- **Problem to work on**: What's required is a verbatim printout of all the data.

*** Exercise input Section Begins ***

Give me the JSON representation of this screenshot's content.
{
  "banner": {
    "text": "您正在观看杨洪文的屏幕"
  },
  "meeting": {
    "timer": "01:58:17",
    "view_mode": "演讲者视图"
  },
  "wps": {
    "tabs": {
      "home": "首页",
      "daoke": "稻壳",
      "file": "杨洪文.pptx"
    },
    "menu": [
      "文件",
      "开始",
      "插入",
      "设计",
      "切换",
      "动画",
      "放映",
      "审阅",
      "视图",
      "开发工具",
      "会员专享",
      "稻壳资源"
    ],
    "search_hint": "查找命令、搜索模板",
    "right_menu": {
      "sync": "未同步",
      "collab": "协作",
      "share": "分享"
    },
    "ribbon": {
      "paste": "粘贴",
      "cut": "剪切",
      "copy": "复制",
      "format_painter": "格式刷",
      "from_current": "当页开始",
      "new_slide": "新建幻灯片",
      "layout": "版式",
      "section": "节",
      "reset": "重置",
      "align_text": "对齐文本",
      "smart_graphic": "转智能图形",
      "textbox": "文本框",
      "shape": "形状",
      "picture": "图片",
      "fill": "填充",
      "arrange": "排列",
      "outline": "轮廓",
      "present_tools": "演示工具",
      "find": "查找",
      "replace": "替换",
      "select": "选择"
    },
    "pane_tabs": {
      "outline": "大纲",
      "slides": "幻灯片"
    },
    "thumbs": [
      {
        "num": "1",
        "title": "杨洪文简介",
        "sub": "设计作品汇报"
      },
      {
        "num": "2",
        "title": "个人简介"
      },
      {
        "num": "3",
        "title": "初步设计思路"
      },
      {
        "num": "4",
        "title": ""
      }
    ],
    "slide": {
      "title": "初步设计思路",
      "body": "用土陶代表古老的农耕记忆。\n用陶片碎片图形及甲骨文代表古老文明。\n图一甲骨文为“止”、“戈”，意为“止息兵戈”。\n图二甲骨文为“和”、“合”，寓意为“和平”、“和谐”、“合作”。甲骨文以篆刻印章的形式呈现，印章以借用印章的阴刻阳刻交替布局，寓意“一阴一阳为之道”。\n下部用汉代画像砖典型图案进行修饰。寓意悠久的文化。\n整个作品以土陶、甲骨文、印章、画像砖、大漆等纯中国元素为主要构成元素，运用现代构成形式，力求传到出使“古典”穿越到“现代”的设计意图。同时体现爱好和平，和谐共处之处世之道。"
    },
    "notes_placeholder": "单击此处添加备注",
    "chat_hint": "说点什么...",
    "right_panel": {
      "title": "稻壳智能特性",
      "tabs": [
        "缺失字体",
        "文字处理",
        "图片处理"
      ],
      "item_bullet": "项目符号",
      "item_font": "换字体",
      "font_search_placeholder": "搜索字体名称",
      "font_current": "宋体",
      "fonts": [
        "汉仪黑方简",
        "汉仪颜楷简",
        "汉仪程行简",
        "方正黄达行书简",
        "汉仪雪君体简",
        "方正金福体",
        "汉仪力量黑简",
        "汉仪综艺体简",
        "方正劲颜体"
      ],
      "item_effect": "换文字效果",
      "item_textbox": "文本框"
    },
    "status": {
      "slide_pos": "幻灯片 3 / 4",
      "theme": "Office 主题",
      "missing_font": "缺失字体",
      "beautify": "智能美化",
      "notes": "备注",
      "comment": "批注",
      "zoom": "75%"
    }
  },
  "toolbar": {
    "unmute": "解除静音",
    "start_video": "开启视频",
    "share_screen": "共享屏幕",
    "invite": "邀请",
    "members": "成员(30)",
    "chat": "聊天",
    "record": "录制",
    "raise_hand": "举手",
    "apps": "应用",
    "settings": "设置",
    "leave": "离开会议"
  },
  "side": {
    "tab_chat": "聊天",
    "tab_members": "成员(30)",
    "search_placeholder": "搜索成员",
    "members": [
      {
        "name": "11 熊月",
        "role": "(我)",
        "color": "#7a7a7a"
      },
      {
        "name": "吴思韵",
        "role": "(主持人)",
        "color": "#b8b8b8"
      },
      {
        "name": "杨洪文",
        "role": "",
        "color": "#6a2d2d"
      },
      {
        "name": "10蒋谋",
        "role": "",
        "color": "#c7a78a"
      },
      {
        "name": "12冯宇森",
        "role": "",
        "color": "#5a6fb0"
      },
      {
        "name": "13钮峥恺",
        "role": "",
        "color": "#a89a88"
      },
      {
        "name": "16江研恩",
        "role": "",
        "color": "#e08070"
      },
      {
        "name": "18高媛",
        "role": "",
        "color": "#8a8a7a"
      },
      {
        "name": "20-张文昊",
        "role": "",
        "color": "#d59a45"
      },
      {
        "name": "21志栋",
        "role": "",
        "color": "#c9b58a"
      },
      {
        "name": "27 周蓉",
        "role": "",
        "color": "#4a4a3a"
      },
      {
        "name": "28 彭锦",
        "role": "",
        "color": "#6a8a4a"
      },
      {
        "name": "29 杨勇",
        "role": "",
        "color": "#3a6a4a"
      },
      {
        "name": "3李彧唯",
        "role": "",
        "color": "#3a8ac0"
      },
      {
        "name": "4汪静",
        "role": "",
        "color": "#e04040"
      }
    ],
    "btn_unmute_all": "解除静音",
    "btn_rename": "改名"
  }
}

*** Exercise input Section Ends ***

- **Written answer**:
Give me the JSON representation of this screenshot's content.
{
  "banner": {
    "text": "您正在观看杨洪文的屏幕"
  },
  "meeting": {
    "timer": "01:58:17",
    "view_mode": "演讲者视图"
  },
  "wps": {
    "tabs": {
      "home": "首页",
      "daoke": "稻壳",
      "file": "杨洪文.pptx"
    },
    "menu": [
      "文件",
      "开始",
      "插入",
      "设计",
      "切换",
      "动画",
      "放映",
      "审阅",
      "视图",
      "开发工具",
      "会员专享",
      "稻壳资源"
    ],
    "search_hint": "查找命令、搜索模板",
    "right_menu": {
      "sync": "未同步",
      "collab": "协作",
      "share": "分享"
    },
    "ribbon": {
      "paste": "粘贴",
      "cut": "剪切",
      "copy": "复制",
      "format_painter": "格式刷",
      "from_current": "当页开始",
      "new_slide": "新建幻灯片",
      "layout": "版式",
      "section": "节",
      "reset": "重置",
      "align_text": "对齐文本",
      "smart_graphic": "转智能图形",
      "textbox": "文本框",
      "shape": "形状",
      "picture": "图片",
      "fill": "填充",
      "arrange": "排列",
      "outline": "轮廓",
      "present_tools": "演示工具",
      "find": "查找",
      "replace": "替换",
      "select": "选择"
    },
    "pane_tabs": {
      "outline": "大纲",
      "slides": "幻灯片"
    },
    "thumbs": [
      {
        "num": "1",
        "title": "杨洪文简介",
        "sub": "设计作品汇报"
      },
      {
        "num": "2",
        "title": "个人简介"
      },
      {
        "num": "3",
        "title": "初步设计思路"
      },
      {
        "num": "4",
        "title": ""
      }
    ],
    "slide": {
      "title": "初步设计思路",
      "body": "用土陶代表古老的农耕记忆。\n用陶片碎片图形及甲骨文代表古老文明。\n图一甲骨文为“止”、“戈”，意为“止息兵戈”。\n图二甲骨文为“和”、“合”，寓意为“和平”、“和谐”、“合作”。甲骨文以篆刻印章的形式呈现，印章以借用印章的阴刻阳刻交替布局，寓意“一阴一阳为之道”。\n下部用汉代画像砖典型图案进行修饰。寓意悠久的文化。\n整个作品以土陶、甲骨文、印章、画像砖、大漆等纯中国元素为主要构成元素，运用现代构成形式，力求传到出使“古典”穿越到“现代”的设计意图。同时体现爱好和平，和谐共处之处世之道。"
    },
    "notes_placeholder": "单击此处添加备注",
    "chat_hint": "说点什么...",
    "right_panel": {
      "title": "稻壳智能特性",
      "tabs": [
        "缺失字体",
        "文字处理",
        "图片处理"
      ],
      "item_bullet": "项目符号",
      "item_font": "换字体",
      "font_search_placeholder": "搜索字体名称",
      "font_current": "宋体",
      "fonts": [
        "汉仪黑方简",
        "汉仪颜楷简",
        "汉仪程行简",
        "方正黄达行书简",
        "汉仪雪君体简",
        "方正金福体",
        "汉仪力量黑简",
        "汉仪综艺体简",
        "方正劲颜体"
      ],
      "item_effect": "换文字效果",
      "item_textbox": "文本框"
    },
    "status": {
      "slide_pos": "幻灯片 3 / 4",
      "theme": "Office 主题",
      "missing_font": "缺失字体",
      "beautify": "智能美化",
      "notes": "备注",
      "comment": "批注",
      "zoom": "75%"
    }
  },
  "toolbar": {
    "unmute": "解除静音",
    "start_video": "开启视频",
    "share_screen": "共享屏幕",
    "invite": "邀请",
    "members": "成员(30)",
    "chat": "聊天",
    "record": "录制",
    "raise_hand": "举手",
    "apps": "应用",
    "settings": "设置",
    "leave": "离开会议"
  },
  "side": {
    "tab_chat": "聊天",
    "tab_members": "成员(30)",
    "search_placeholder": "搜索成员",
    "members": [
      {
        "name": "11 熊月",
        "role": "(我)",
        "color": "#7a7a7a"
      },
      {
        "name": "吴思韵",
        "role": "(主持人)",
        "color": "#b8b8b8"
      },
      {
        "name": "杨洪文",
        "role": "",
        "color": "#6a2d2d"
      },
      {
        "name": "10蒋谋",
        "role": "",
        "color": "#c7a78a"
      },
      {
        "name": "12冯宇森",
        "role": "",
        "color": "#5a6fb0"
      },
      {
        "name": "13钮峥恺",
        "role": "",
        "color": "#a89a88"
      },
      {
        "name": "16江研恩",
        "role": "",
        "color": "#e08070"
      },
      {
        "name": "18高媛",
        "role": "",
        "color": "#8a8a7a"
      },
      {
        "name": "20-张文昊",
        "role": "",
        "color": "#d59a45"
      },
      {
        "name": "21志栋",
        "role": "",
        "color": "#c9b58a"
      },
      {
        "name": "27 周蓉",
        "role": "",
        "color": "#4a4a3a"
      },
      {
        "name": "28 彭锦",
        "role": "",
        "color": "#6a8a4a"
      },
      {
        "name": "29 杨勇",
        "role": "",
        "color": "#3a6a4a"
      },
      {
        "name": "3李彧唯",
        "role": "",
        "color": "#3a8ac0"
      },
      {
        "name": "4汪静",
        "role": "",
        "color": "#e04040"
      }
    ],
    "btn_unmute_all": "解除静音",
    "btn_rename": "改名"
  }
}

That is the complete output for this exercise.